Segment Start: GIVEN DATA

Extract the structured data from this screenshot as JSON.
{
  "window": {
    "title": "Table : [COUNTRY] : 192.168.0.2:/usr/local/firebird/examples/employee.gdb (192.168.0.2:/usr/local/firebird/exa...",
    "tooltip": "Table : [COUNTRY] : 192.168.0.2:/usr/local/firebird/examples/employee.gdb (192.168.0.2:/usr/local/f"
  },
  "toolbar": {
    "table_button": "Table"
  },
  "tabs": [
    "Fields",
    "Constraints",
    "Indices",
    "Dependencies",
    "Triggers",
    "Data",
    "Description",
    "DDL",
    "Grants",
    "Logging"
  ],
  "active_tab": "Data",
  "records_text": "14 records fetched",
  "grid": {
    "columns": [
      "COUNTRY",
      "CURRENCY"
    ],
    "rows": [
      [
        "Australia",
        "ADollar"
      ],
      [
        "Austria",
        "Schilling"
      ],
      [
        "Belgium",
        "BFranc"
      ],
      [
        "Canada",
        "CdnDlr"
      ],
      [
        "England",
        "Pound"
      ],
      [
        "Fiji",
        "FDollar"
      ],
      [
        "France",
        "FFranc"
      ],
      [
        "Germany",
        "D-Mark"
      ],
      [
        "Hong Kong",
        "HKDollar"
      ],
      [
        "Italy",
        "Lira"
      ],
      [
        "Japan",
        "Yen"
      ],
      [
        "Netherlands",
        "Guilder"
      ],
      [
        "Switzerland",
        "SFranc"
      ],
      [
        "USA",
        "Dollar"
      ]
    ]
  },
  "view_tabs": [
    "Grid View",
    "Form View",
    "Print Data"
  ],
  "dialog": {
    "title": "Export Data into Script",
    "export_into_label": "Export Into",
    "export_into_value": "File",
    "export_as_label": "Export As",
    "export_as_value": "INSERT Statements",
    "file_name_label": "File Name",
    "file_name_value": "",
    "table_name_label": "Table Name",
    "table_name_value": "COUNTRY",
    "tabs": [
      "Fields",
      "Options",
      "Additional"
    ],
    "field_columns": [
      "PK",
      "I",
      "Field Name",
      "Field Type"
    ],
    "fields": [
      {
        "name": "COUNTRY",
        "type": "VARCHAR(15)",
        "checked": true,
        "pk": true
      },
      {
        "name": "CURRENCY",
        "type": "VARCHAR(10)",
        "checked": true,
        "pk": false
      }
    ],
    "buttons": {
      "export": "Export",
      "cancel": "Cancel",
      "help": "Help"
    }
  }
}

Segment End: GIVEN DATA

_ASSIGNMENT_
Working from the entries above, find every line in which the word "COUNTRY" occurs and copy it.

_RESULT_
    "title": "Table : [COUNTRY] : 192.168.0.2:/usr/local/firebird/examples/employee.gdb (192.168.0.2:/usr/local/firebird/exa...",
    "tooltip": "Table : [COUNTRY] : 192.168.0.2:/usr/local/firebird/examples/employee.gdb (192.168.0.2:/usr/local/f"
      "COUNTRY",
    "table_name_value": "COUNTRY",
        "name": "COUNTRY",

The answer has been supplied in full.